conflict against the ghost of the father who never cared for him with
allies he’s only just met in a world he doesn’t understand who weathers
that all with perfect stoicism and “badassery” and I’ll show you a
completely unbelievable protagonist. It’s just not fathomable. Could you
do it? I couldn’t.
Even after learning about Yuna’s journey, the pilgrimage, and the plight
of Spira, Tidus’s only motivation is getting home. He’s a terrible hero,
which is natural because he’s not a super-soldier or a living God, he’s
a kid who used to get way too much attention for being able to play an
(admittedly awesome) sport.
As the journey progresses Tidus starts to feel a little more comfortable
with the team, but it’s still all about escape for him. He begins to
fall for Yuna during this time and she’s able to draw out of him the
same brand of slavish devotion that the rest of her party shows her. His
affection runs a little deeper, but he’s reserved about showing it. Not
because he has all the social savvy of a wheelbarrow full of sweet corn,
but because he’s still planning on leaving. This is all just a stop on
the road for him.
It’s not until that fledgling love is threatened that Tidus becomes a
hero. This is worthy of note. It’s not a sense of duty or honor or an
innate need to protect the people that drives Tidus to take up the
mantle, it’s that fate is threatening to take away his New World hussy,
and he’s not letting the universe go gentle into that good night until
he’s tapped that quite thoroughly.
Now we come to the crux of Tidus’s hero status, and the portion of the
story that everyone who says he does nothing but whine and complain
about daddy must have either failed to reach or ignored due to
steroid-induced rage coma: Tidus decides to defy an ancient religion,
endanger an entire continent and take on an enemy so large it generates
its own gravitational field, and his reasons for doing this aren’t even
altruistic. He wants to keep the ones who have become close to him, his
adoptive family so to speak, safe. The rest of the world (quite
literally) be damned.
Eventually Tidus figures out that he’s a dream of the Fayth, and that
saving Spira and the woman of his dreams will cause him to cease to be,
but Tidus finally reveals a manly side and decides to do it anyway. He
saves the world, gets to hold the girl mildly-more-than-platonically for
like 45 seconds and then bam, he fades away into nothingness.
It’s beautiful. It’s poetry. It’s damn good fiction, and the fact of the

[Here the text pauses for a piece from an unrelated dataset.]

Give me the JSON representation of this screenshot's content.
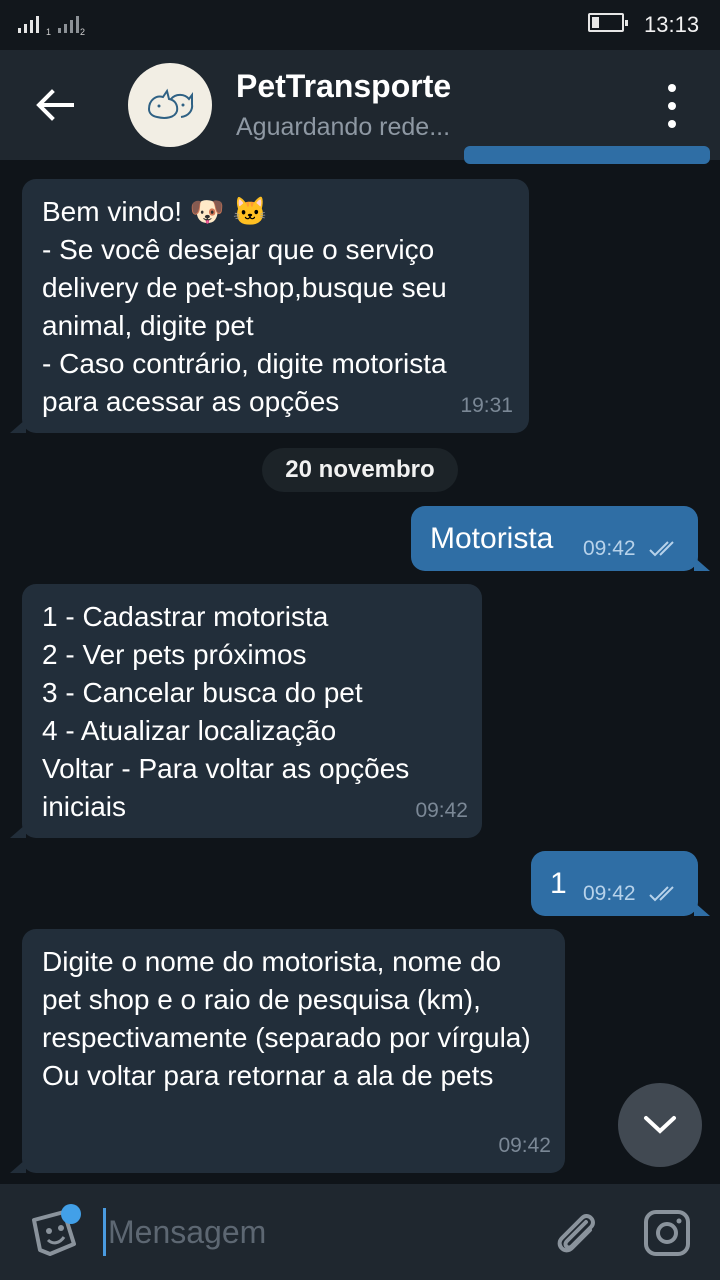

matter is that it’s been a long time since I’ve seen that much depth of character out of a videogame protagonist. So you can play replay that clip of him laughing on Youtube and poke fun at the daddy issues all you want, but when asked to come up with a list of the greatest videogame protags of all time, personally, I’ll always turn to Tidus.
PS. Didn’t have time as this was already way too long, but someday maybe we’ll talk about THIS guy too: